EXERCISE DESCRIPTION —
In the records, find each line where "Java" occurs, and copy it.

--------------------

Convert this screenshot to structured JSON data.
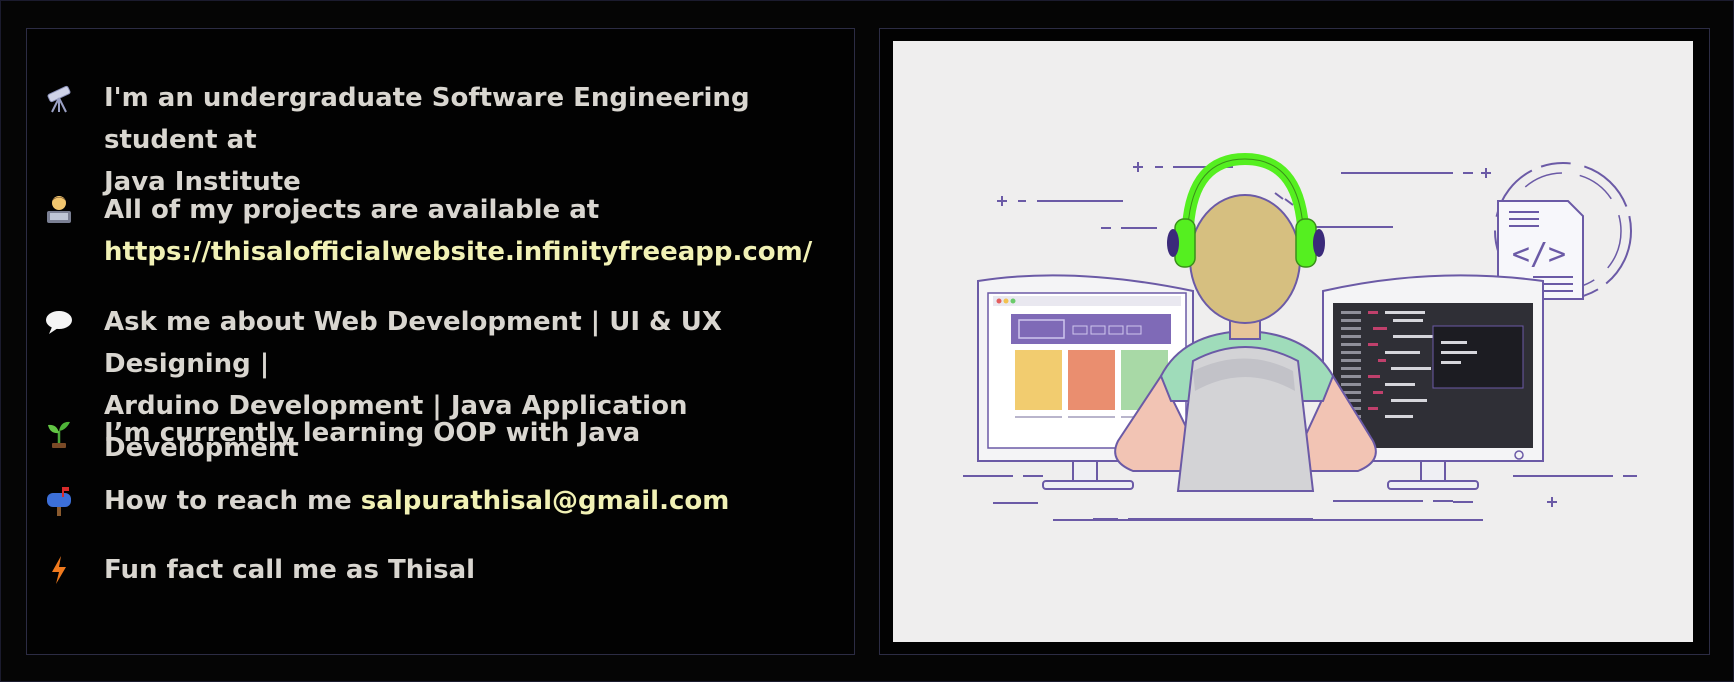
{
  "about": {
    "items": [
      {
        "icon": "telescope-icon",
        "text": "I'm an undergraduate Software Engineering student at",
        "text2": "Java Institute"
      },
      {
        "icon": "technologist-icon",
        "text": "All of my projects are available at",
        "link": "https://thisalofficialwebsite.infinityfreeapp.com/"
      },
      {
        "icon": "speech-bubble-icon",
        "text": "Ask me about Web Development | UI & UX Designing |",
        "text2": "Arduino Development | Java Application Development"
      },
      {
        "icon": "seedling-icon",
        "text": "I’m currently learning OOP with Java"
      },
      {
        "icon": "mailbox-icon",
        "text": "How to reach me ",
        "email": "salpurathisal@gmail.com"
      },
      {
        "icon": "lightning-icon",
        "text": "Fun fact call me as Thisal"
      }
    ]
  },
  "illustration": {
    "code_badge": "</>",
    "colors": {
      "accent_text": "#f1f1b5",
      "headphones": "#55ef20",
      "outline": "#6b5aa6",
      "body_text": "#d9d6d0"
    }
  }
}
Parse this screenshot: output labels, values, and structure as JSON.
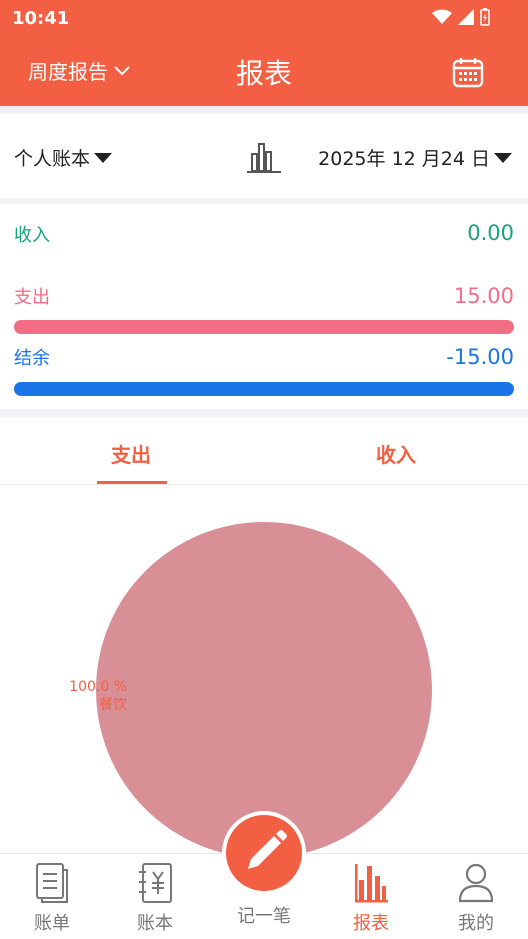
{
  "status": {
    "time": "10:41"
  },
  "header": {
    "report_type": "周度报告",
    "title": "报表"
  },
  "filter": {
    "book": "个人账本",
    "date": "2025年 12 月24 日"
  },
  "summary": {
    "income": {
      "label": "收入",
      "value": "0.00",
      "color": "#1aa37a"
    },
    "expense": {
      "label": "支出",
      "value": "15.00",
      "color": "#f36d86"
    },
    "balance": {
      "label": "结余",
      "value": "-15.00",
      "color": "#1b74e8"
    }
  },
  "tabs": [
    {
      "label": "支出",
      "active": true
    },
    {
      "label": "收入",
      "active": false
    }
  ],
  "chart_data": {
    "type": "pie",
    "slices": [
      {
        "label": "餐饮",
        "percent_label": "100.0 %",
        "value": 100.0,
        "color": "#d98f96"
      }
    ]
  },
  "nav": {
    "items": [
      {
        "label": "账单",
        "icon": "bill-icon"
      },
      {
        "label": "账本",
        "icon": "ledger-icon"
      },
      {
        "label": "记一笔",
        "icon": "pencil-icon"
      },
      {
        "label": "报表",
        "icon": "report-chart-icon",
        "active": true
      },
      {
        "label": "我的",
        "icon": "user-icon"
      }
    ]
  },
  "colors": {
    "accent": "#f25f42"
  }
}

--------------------

RESULT OF THIS EXERCISE —
        "text2": "Java Institute"
        "text2": "Arduino Development | Java Application Development"
        "text": "I’m currently learning OOP with Java"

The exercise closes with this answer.